▶ Task instructions
Please copy out the records that follow, word for word.

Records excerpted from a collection
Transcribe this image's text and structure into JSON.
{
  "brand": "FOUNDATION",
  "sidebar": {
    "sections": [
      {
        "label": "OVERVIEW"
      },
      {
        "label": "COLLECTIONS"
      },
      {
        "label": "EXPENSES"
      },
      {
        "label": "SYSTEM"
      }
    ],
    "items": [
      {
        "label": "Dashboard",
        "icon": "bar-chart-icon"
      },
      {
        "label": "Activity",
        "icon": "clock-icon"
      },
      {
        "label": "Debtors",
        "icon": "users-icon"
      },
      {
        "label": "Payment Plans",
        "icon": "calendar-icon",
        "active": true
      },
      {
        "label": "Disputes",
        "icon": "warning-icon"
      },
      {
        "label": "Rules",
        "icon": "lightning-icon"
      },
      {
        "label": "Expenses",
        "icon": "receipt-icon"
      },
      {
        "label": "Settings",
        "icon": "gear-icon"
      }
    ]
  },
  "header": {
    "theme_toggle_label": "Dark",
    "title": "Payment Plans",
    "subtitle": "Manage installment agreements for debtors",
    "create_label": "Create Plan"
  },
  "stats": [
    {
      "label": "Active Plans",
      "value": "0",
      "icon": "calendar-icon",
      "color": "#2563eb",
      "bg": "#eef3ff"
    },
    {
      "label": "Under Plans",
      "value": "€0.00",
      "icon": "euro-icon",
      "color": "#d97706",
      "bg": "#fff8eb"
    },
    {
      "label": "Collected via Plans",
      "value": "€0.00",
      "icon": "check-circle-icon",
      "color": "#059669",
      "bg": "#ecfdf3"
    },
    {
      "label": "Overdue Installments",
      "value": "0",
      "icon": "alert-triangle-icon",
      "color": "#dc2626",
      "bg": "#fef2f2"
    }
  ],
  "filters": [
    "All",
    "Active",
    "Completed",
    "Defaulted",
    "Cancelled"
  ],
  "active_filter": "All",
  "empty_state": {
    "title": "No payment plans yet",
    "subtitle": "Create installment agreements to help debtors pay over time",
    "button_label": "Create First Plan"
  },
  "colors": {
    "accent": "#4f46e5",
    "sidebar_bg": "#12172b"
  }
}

▶ Answer to this problem
Transcribe this image's text and structure into JSON.
{
  "brand": "FOUNDATION",
  "sidebar": {
    "sections": [
      {
        "label": "OVERVIEW"
      },
      {
        "label": "COLLECTIONS"
      },
      {
        "label": "EXPENSES"
      },
      {
        "label": "SYSTEM"
      }
    ],
    "items": [
      {
        "label": "Dashboard",
        "icon": "bar-chart-icon"
      },
      {
        "label": "Activity",
        "icon": "clock-icon"
      },
      {
        "label": "Debtors",
        "icon": "users-icon"
      },
      {
        "label": "Payment Plans",
        "icon": "calendar-icon",
        "active": true
      },
      {
        "label": "Disputes",
        "icon": "warning-icon"
      },
      {
        "label": "Rules",
        "icon": "lightning-icon"
      },
      {
        "label": "Expenses",
        "icon": "receipt-icon"
      },
      {
        "label": "Settings",
        "icon": "gear-icon"
      }
    ]
  },
  "header": {
    "theme_toggle_label": "Dark",
    "title": "Payment Plans",
    "subtitle": "Manage installment agreements for debtors",
    "create_label": "Create Plan"
  },
  "stats": [
    {
      "label": "Active Plans",
      "value": "0",
      "icon": "calendar-icon",
      "color": "#2563eb",
      "bg": "#eef3ff"
    },
    {
      "label": "Under Plans",
      "value": "€0.00",
      "icon": "euro-icon",
      "color": "#d97706",
      "bg": "#fff8eb"
    },
    {
      "label": "Collected via Plans",
      "value": "€0.00",
      "icon": "check-circle-icon",
      "color": "#059669",
      "bg": "#ecfdf3"
    },
    {
      "label": "Overdue Installments",
      "value": "0",
      "icon": "alert-triangle-icon",
      "color": "#dc2626",
      "bg": "#fef2f2"
    }
  ],
  "filters": [
    "All",
    "Active",
    "Completed",
    "Defaulted",
    "Cancelled"
  ],
  "active_filter": "All",
  "empty_state": {
    "title": "No payment plans yet",
    "subtitle": "Create installment agreements to help debtors pay over time",
    "button_label": "Create First Plan"
  },
  "colors": {
    "accent": "#4f46e5",
    "sidebar_bg": "#12172b"
  }
}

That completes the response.